> **TASK PROMPT**: Repeat every record below exactly as written.

──────── SUPPLIED MATERIAL ────────

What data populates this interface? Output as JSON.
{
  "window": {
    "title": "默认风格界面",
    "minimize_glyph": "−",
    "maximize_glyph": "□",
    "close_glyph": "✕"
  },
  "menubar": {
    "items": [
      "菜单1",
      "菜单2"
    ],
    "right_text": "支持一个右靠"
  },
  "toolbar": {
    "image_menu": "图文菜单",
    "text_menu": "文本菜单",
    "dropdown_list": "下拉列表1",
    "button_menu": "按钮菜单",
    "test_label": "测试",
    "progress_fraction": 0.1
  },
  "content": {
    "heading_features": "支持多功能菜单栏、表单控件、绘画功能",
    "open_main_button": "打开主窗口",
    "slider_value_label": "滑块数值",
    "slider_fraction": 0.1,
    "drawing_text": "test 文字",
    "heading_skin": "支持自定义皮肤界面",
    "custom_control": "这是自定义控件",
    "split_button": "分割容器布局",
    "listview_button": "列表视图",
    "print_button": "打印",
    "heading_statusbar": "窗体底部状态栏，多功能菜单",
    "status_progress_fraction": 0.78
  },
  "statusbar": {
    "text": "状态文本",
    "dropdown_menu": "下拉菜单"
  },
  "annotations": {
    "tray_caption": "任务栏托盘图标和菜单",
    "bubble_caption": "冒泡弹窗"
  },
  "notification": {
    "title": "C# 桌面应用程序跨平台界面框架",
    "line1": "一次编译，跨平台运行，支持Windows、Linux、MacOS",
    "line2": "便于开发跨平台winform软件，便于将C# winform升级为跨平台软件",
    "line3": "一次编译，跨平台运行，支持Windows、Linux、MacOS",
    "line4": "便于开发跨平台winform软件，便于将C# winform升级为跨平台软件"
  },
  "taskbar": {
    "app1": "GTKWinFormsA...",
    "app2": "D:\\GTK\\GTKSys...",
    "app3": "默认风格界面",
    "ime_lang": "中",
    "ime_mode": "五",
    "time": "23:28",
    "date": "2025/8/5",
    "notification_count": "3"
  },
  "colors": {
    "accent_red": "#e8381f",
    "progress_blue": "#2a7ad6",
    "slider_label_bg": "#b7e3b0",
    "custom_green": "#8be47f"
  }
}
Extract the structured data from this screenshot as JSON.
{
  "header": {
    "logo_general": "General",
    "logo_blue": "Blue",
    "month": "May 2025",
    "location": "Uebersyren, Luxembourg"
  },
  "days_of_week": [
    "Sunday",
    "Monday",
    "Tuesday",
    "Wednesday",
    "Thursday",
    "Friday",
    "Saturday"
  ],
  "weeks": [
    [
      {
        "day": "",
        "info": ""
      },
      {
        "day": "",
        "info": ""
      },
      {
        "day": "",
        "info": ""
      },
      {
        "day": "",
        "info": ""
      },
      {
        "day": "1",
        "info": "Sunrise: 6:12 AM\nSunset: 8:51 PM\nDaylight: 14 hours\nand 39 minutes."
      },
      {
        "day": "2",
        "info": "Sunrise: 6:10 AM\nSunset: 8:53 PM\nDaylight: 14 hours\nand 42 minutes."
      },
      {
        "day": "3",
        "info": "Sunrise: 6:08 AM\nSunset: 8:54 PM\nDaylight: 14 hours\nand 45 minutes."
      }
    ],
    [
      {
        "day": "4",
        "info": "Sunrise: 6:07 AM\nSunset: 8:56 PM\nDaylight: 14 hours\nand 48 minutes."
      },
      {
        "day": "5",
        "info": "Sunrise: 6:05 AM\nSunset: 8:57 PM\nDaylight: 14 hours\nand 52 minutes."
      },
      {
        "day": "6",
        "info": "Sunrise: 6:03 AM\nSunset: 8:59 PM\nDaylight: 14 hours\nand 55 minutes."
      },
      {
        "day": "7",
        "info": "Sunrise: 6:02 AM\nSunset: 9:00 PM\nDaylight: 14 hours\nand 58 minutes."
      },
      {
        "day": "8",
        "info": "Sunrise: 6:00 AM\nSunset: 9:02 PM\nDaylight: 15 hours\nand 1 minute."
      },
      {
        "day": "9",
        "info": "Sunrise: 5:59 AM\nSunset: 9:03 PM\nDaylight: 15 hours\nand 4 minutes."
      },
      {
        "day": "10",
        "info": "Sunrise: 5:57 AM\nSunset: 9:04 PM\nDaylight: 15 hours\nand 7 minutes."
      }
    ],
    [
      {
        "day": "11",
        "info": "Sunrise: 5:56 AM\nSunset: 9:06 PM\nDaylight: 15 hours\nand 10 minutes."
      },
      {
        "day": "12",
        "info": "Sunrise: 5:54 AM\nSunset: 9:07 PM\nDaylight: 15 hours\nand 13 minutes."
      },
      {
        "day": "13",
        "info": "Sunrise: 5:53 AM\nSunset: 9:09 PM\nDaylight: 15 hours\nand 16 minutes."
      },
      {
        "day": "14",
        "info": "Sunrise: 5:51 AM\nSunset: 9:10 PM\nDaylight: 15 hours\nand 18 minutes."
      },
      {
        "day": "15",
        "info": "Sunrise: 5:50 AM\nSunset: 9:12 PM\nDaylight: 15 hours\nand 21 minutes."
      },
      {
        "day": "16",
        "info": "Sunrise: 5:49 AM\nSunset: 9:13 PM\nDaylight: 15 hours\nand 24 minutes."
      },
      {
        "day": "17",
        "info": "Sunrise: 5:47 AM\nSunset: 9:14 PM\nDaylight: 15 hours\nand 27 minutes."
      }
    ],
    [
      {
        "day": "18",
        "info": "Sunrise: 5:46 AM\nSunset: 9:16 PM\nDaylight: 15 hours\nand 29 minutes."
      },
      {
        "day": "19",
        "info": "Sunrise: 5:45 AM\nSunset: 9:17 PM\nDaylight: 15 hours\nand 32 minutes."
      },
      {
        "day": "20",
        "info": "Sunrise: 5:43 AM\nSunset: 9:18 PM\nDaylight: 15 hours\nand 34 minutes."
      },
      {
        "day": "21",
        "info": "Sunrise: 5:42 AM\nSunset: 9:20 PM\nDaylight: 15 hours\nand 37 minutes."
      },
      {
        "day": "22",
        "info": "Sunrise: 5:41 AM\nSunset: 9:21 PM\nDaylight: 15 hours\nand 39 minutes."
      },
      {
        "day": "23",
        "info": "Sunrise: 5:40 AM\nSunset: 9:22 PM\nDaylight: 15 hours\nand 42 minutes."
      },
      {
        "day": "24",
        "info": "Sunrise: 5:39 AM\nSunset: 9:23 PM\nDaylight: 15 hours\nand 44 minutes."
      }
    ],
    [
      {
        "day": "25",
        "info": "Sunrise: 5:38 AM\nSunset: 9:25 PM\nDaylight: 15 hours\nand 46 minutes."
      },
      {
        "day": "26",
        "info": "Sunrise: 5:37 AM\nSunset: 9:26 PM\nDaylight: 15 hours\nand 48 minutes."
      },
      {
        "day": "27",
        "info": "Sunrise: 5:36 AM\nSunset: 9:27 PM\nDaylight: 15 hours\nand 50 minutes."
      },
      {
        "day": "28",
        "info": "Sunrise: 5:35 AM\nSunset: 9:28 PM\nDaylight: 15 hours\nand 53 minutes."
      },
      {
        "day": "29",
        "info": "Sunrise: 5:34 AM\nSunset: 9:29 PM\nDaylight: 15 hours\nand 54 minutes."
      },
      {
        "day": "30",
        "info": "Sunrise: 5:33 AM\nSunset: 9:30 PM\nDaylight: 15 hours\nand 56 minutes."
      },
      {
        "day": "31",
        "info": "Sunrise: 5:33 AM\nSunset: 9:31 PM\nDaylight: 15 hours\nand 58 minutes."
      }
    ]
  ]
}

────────

> **RESULT OF THIS TASK**:
What data populates this interface? Output as JSON.
{
  "window": {
    "title": "默认风格界面",
    "minimize_glyph": "−",
    "maximize_glyph": "□",
    "close_glyph": "✕"
  },
  "menubar": {
    "items": [
      "菜单1",
      "菜单2"
    ],
    "right_text": "支持一个右靠"
  },
  "toolbar": {
    "image_menu": "图文菜单",
    "text_menu": "文本菜单",
    "dropdown_list": "下拉列表1",
    "button_menu": "按钮菜单",
    "test_label": "测试",
    "progress_fraction": 0.1
  },
  "content": {
    "heading_features": "支持多功能菜单栏、表单控件、绘画功能",
    "open_main_button": "打开主窗口",
    "slider_value_label": "滑块数值",
    "slider_fraction": 0.1,
    "drawing_text": "test 文字",
    "heading_skin": "支持自定义皮肤界面",
    "custom_control": "这是自定义控件",
    "split_button": "分割容器布局",
    "listview_button": "列表视图",
    "print_button": "打印",
    "heading_statusbar": "窗体底部状态栏，多功能菜单",
    "status_progress_fraction": 0.78
  },
  "statusbar": {
    "text": "状态文本",
    "dropdown_menu": "下拉菜单"
  },
  "annotations": {
    "tray_caption": "任务栏托盘图标和菜单",
    "bubble_caption": "冒泡弹窗"
  },
  "notification": {
    "title": "C# 桌面应用程序跨平台界面框架",
    "line1": "一次编译，跨平台运行，支持Windows、Linux、MacOS",
    "line2": "便于开发跨平台winform软件，便于将C# winform升级为跨平台软件",
    "line3": "一次编译，跨平台运行，支持Windows、Linux、MacOS",
    "line4": "便于开发跨平台winform软件，便于将C# winform升级为跨平台软件"
  },
  "taskbar": {
    "app1": "GTKWinFormsA...",
    "app2": "D:\\GTK\\GTKSys...",
    "app3": "默认风格界面",
    "ime_lang": "中",
    "ime_mode": "五",
    "time": "23:28",
    "date": "2025/8/5",
    "notification_count": "3"
  },
  "colors": {
    "accent_red": "#e8381f",
    "progress_blue": "#2a7ad6",
    "slider_label_bg": "#b7e3b0",
    "custom_green": "#8be47f"
  }
}
Extract the structured data from this screenshot as JSON.
{
  "header": {
    "logo_general": "General",
    "logo_blue": "Blue",
    "month": "May 2025",
    "location": "Uebersyren, Luxembourg"
  },
  "days_of_week": [
    "Sunday",
    "Monday",
    "Tuesday",
    "Wednesday",
    "Thursday",
    "Friday",
    "Saturday"
  ],
  "weeks": [
    [
      {
        "day": "",
        "info": ""
      },
      {
        "day": "",
        "info": ""
      },
      {
        "day": "",
        "info": ""
      },
      {
        "day": "",
        "info": ""
      },
      {
        "day": "1",
        "info": "Sunrise: 6:12 AM\nSunset: 8:51 PM\nDaylight: 14 hours\nand 39 minutes."
      },
      {
        "day": "2",
        "info": "Sunrise: 6:10 AM\nSunset: 8:53 PM\nDaylight: 14 hours\nand 42 minutes."
      },
      {
        "day": "3",
        "info": "Sunrise: 6:08 AM\nSunset: 8:54 PM\nDaylight: 14 hours\nand 45 minutes."
      }
    ],
    [
      {
        "day": "4",
        "info": "Sunrise: 6:07 AM\nSunset: 8:56 PM\nDaylight: 14 hours\nand 48 minutes."
      },
      {
        "day": "5",
        "info": "Sunrise: 6:05 AM\nSunset: 8:57 PM\nDaylight: 14 hours\nand 52 minutes."
      },
      {
        "day": "6",
        "info": "Sunrise: 6:03 AM\nSunset: 8:59 PM\nDaylight: 14 hours\nand 55 minutes."
      },
      {
        "day": "7",
        "info": "Sunrise: 6:02 AM\nSunset: 9:00 PM\nDaylight: 14 hours\nand 58 minutes."
      },
      {
        "day": "8",
        "info": "Sunrise: 6:00 AM\nSunset: 9:02 PM\nDaylight: 15 hours\nand 1 minute."
      },
      {
        "day": "9",
        "info": "Sunrise: 5:59 AM\nSunset: 9:03 PM\nDaylight: 15 hours\nand 4 minutes."
      },
      {
        "day": "10",
        "info": "Sunrise: 5:57 AM\nSunset: 9:04 PM\nDaylight: 15 hours\nand 7 minutes."
      }
    ],
    [
      {
        "day": "11",
        "info": "Sunrise: 5:56 AM\nSunset: 9:06 PM\nDaylight: 15 hours\nand 10 minutes."
      },
      {
        "day": "12",
        "info": "Sunrise: 5:54 AM\nSunset: 9:07 PM\nDaylight: 15 hours\nand 13 minutes."
      },
      {
        "day": "13",
        "info": "Sunrise: 5:53 AM\nSunset: 9:09 PM\nDaylight: 15 hours\nand 16 minutes."
      },
      {
        "day": "14",
        "info": "Sunrise: 5:51 AM\nSunset: 9:10 PM\nDaylight: 15 hours\nand 18 minutes."
      },
      {
        "day": "15",
        "info": "Sunrise: 5:50 AM\nSunset: 9:12 PM\nDaylight: 15 hours\nand 21 minutes."
      },
      {
        "day": "16",
        "info": "Sunrise: 5:49 AM\nSunset: 9:13 PM\nDaylight: 15 hours\nand 24 minutes."
      },
      {
        "day": "17",
        "info": "Sunrise: 5:47 AM\nSunset: 9:14 PM\nDaylight: 15 hours\nand 27 minutes."
      }
    ],
    [
      {
        "day": "18",
        "info": "Sunrise: 5:46 AM\nSunset: 9:16 PM\nDaylight: 15 hours\nand 29 minutes."
      },
      {
        "day": "19",
        "info": "Sunrise: 5:45 AM\nSunset: 9:17 PM\nDaylight: 15 hours\nand 32 minutes."
      },
      {
        "day": "20",
        "info": "Sunrise: 5:43 AM\nSunset: 9:18 PM\nDaylight: 15 hours\nand 34 minutes."
      },
      {
        "day": "21",
        "info": "Sunrise: 5:42 AM\nSunset: 9:20 PM\nDaylight: 15 hours\nand 37 minutes."
      },
      {
        "day": "22",
        "info": "Sunrise: 5:41 AM\nSunset: 9:21 PM\nDaylight: 15 hours\nand 39 minutes."
      },
      {
        "day": "23",
        "info": "Sunrise: 5:40 AM\nSunset: 9:22 PM\nDaylight: 15 hours\nand 42 minutes."
      },
      {
        "day": "24",
        "info": "Sunrise: 5:39 AM\nSunset: 9:23 PM\nDaylight: 15 hours\nand 44 minutes."
      }
    ],
    [
      {
        "day": "25",
        "info": "Sunrise: 5:38 AM\nSunset: 9:25 PM\nDaylight: 15 hours\nand 46 minutes."
      },
      {
        "day": "26",
        "info": "Sunrise: 5:37 AM\nSunset: 9:26 PM\nDaylight: 15 hours\nand 48 minutes."
      },
      {
        "day": "27",
        "info": "Sunrise: 5:36 AM\nSunset: 9:27 PM\nDaylight: 15 hours\nand 50 minutes."
      },
      {
        "day": "28",
        "info": "Sunrise: 5:35 AM\nSunset: 9:28 PM\nDaylight: 15 hours\nand 53 minutes."
      },
      {
        "day": "29",
        "info": "Sunrise: 5:34 AM\nSunset: 9:29 PM\nDaylight: 15 hours\nand 54 minutes."
      },
      {
        "day": "30",
        "info": "Sunrise: 5:33 AM\nSunset: 9:30 PM\nDaylight: 15 hours\nand 56 minutes."
      },
      {
        "day": "31",
        "info": "Sunrise: 5:33 AM\nSunset: 9:31 PM\nDaylight: 15 hours\nand 58 minutes."
      }
    ]
  ]
}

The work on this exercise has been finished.